The problem: The records under this task must be duplicated exactly.
--- START ---
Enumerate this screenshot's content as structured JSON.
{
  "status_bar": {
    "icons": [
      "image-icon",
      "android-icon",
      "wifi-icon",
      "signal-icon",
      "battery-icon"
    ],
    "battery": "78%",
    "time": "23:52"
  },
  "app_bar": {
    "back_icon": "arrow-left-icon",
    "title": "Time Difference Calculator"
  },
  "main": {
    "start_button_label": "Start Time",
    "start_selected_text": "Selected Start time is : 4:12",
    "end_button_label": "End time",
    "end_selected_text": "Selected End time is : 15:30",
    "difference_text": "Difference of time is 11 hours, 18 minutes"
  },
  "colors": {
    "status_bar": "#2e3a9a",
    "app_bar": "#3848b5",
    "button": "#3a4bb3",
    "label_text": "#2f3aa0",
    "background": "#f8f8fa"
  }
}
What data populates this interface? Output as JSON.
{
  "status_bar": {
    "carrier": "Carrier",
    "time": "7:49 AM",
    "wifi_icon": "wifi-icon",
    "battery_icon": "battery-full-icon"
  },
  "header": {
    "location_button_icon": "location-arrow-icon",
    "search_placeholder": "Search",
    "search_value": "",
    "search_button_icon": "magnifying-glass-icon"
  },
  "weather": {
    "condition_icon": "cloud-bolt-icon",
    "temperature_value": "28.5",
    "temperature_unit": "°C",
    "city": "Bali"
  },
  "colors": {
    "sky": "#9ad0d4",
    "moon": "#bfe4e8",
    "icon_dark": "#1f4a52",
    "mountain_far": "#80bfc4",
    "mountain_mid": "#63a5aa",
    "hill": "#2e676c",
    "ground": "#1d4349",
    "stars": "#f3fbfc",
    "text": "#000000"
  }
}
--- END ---
Task solution:
Enumerate this screenshot's content as structured JSON.
{
  "status_bar": {
    "icons": [
      "image-icon",
      "android-icon",
      "wifi-icon",
      "signal-icon",
      "battery-icon"
    ],
    "battery": "78%",
    "time": "23:52"
  },
  "app_bar": {
    "back_icon": "arrow-left-icon",
    "title": "Time Difference Calculator"
  },
  "main": {
    "start_button_label": "Start Time",
    "start_selected_text": "Selected Start time is : 4:12",
    "end_button_label": "End time",
    "end_selected_text": "Selected End time is : 15:30",
    "difference_text": "Difference of time is 11 hours, 18 minutes"
  },
  "colors": {
    "status_bar": "#2e3a9a",
    "app_bar": "#3848b5",
    "button": "#3a4bb3",
    "label_text": "#2f3aa0",
    "background": "#f8f8fa"
  }
}
What data populates this interface? Output as JSON.
{
  "status_bar": {
    "carrier": "Carrier",
    "time": "7:49 AM",
    "wifi_icon": "wifi-icon",
    "battery_icon": "battery-full-icon"
  },
  "header": {
    "location_button_icon": "location-arrow-icon",
    "search_placeholder": "Search",
    "search_value": "",
    "search_button_icon": "magnifying-glass-icon"
  },
  "weather": {
    "condition_icon": "cloud-bolt-icon",
    "temperature_value": "28.5",
    "temperature_unit": "°C",
    "city": "Bali"
  },
  "colors": {
    "sky": "#9ad0d4",
    "moon": "#bfe4e8",
    "icon_dark": "#1f4a52",
    "mountain_far": "#80bfc4",
    "mountain_mid": "#63a5aa",
    "hill": "#2e676c",
    "ground": "#1d4349",
    "stars": "#f3fbfc",
    "text": "#000000"
  }
}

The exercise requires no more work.